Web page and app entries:
##############################

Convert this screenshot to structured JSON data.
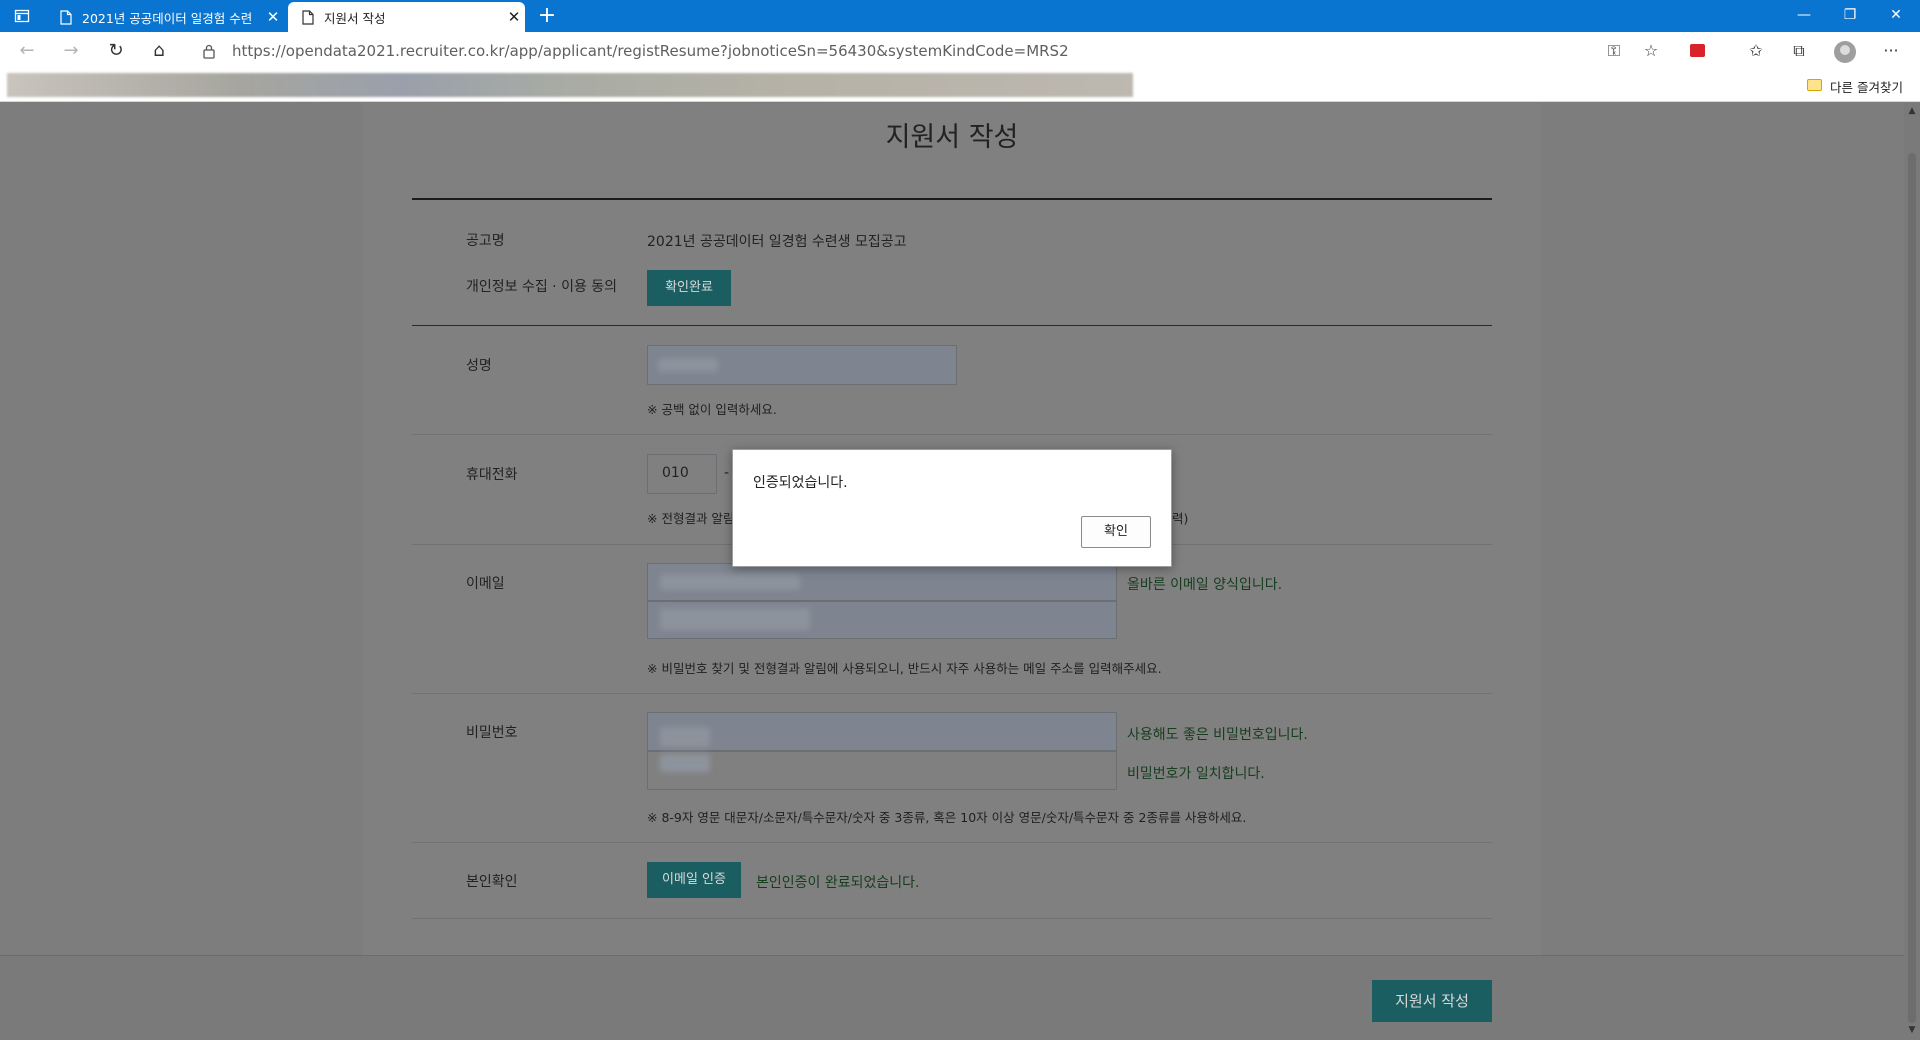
{
  "browser": {
    "tabs": [
      {
        "title": "2021년 공공데이터 일경험 수련",
        "active": false
      },
      {
        "title": "지원서 작성",
        "active": true
      }
    ],
    "new_tab": "+",
    "url": "https://opendata2021.recruiter.co.kr/app/applicant/registResume?jobnoticeSn=56430&systemKindCode=MRS2",
    "favorites_other": "다른 즐겨찾기",
    "tab_close": "✕",
    "more": "···"
  },
  "page": {
    "title": "지원서 작성",
    "notice_label": "공고명",
    "notice_value": "2021년 공공데이터 일경험 수련생 모집공고",
    "privacy_label": "개인정보 수집 · 이용 동의",
    "privacy_button": "확인완료",
    "name_label": "성명",
    "name_note": "※ 공백 없이 입력하세요.",
    "phone_label": "휴대전화",
    "phone_prefix": "010",
    "phone_dash": "-",
    "phone_note_left": "※ 전형결과 알림",
    "phone_note_right": "력)",
    "email_label": "이메일",
    "email_ok": "올바른 이메일 양식입니다.",
    "email_note": "※ 비밀번호 찾기 및 전형결과 알림에 사용되오니, 반드시 자주 사용하는 메일 주소를 입력해주세요.",
    "password_label": "비밀번호",
    "password_ok": "사용해도 좋은 비밀번호입니다.",
    "password_match": "비밀번호가 일치합니다.",
    "password_note": "※ 8-9자 영문 대문자/소문자/특수문자/숫자 중 3종류, 혹은 10자 이상 영문/숫자/특수문자 중 2종류를 사용하세요.",
    "verify_label": "본인확인",
    "verify_button": "이메일 인증",
    "verify_done": "본인인증이 완료되었습니다.",
    "submit_button": "지원서 작성"
  },
  "dialog": {
    "message": "인증되었습니다.",
    "ok_button": "확인"
  },
  "colors": {
    "tabbar": "#0a74d1",
    "teal_button": "#1b5e62",
    "overlay_page": "#7d7d7d"
  }
}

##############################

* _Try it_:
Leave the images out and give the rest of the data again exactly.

* _Answer box_:
Convert this screenshot to structured JSON data.
{
  "browser": {
    "tabs": [
      {
        "title": "2021년 공공데이터 일경험 수련",
        "active": false
      },
      {
        "title": "지원서 작성",
        "active": true
      }
    ],
    "new_tab": "+",
    "url": "https://opendata2021.recruiter.co.kr/app/applicant/registResume?jobnoticeSn=56430&systemKindCode=MRS2",
    "favorites_other": "다른 즐겨찾기",
    "tab_close": "✕",
    "more": "···"
  },
  "page": {
    "title": "지원서 작성",
    "notice_label": "공고명",
    "notice_value": "2021년 공공데이터 일경험 수련생 모집공고",
    "privacy_label": "개인정보 수집 · 이용 동의",
    "privacy_button": "확인완료",
    "name_label": "성명",
    "name_note": "※ 공백 없이 입력하세요.",
    "phone_label": "휴대전화",
    "phone_prefix": "010",
    "phone_dash": "-",
    "phone_note_left": "※ 전형결과 알림",
    "phone_note_right": "력)",
    "email_label": "이메일",
    "email_ok": "올바른 이메일 양식입니다.",
    "email_note": "※ 비밀번호 찾기 및 전형결과 알림에 사용되오니, 반드시 자주 사용하는 메일 주소를 입력해주세요.",
    "password_label": "비밀번호",
    "password_ok": "사용해도 좋은 비밀번호입니다.",
    "password_match": "비밀번호가 일치합니다.",
    "password_note": "※ 8-9자 영문 대문자/소문자/특수문자/숫자 중 3종류, 혹은 10자 이상 영문/숫자/특수문자 중 2종류를 사용하세요.",
    "verify_label": "본인확인",
    "verify_button": "이메일 인증",
    "verify_done": "본인인증이 완료되었습니다.",
    "submit_button": "지원서 작성"
  },
  "dialog": {
    "message": "인증되었습니다.",
    "ok_button": "확인"
  },
  "colors": {
    "tabbar": "#0a74d1",
    "teal_button": "#1b5e62",
    "overlay_page": "#7d7d7d"
  }
}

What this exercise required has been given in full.